PBS News Hour220

Sure, tote bags and coffee mugs are still great incentives to elicit listener donations. But public broadcasters are doing a lot more than that to monetize the content they’re creating and distributing on podcasts. PBS NewsHour is the latest to ramp up its efforts, announcing that it has struck a deal with Acast to put its podcast programming in front of ad buyers.

PBS NewsHour is more than the venerable nightly newscast produced by WETA-TV Washington. The entire broadcast is among 14 podcasts in its lineup. But the show also makes available several of its routine features as shorter-form podcasts, including Politics Monday, Shields & Brooks and Brief But Spectacular. There are also ongoing reporting series such as Broken Justice and The Last Continent.

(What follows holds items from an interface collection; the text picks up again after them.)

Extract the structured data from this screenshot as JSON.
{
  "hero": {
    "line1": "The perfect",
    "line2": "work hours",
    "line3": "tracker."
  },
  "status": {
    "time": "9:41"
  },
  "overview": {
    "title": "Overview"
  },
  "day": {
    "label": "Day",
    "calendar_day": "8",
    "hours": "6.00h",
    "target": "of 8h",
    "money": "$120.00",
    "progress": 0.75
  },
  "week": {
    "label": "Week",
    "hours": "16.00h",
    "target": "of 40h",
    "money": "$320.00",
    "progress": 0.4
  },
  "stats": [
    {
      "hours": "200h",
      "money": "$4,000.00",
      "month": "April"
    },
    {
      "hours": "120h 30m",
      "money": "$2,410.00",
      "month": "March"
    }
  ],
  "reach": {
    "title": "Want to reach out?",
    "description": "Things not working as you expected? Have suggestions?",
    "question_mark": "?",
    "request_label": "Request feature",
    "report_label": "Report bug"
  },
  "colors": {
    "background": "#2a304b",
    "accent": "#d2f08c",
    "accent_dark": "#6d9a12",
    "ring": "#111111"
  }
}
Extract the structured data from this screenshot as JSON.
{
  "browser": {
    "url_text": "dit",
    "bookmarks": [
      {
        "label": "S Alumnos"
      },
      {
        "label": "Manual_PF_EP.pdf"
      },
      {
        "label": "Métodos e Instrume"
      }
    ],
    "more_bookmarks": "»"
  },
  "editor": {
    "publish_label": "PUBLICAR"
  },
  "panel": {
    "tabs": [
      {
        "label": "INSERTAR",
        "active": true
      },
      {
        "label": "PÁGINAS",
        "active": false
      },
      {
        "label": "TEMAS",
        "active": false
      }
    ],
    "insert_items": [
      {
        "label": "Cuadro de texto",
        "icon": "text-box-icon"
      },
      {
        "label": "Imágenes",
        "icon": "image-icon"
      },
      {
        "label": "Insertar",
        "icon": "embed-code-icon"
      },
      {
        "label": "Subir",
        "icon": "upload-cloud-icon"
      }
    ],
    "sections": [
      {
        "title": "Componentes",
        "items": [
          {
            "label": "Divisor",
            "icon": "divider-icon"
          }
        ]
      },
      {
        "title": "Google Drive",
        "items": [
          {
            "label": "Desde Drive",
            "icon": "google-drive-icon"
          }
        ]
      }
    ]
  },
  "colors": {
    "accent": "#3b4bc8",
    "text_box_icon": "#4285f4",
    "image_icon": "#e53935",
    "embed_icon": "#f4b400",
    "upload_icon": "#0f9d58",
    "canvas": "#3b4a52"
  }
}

“We’re thrilled to partner with Acast to expand the reach of NewsHour’s growing podcast offerings,” said Nick Massella, PBS NewsHour’s Senior Director of Brand Strategy and Communications. “We’ve seen significant audience growth of our audio programming in recent years and look forward to furthering our reach and monetizing our audio offerings as part of the Acast network.”

Founded in Sweden six years ago, Acast is credited with inventing dynamic ad insertion technology for podcasting, It allows for the delivery of timely, contextualized podcast ads specific to listeners across any device or platform — and the company is among those pioneering an automated podcast ad buying solution. Its technology is now used by several public broadcasters worldwide. The BBC in the U.K., the CBC in Canada, and Radio New Zealand are among the public broadcasters currently working with Acast.

“What makes this partnership so exciting is that PBS NewsHour is among the most storied, trusted brands in news, and their team is expanding and diversifying their reach in a fresh, compelling way through podcasting,” said Veronika Taylor, Director of U.S. Content at Acast. “We’re proud to enable them and other public broadcasting organizations to monetize their powerful programming in a way that honors their guidelines and unique needs.”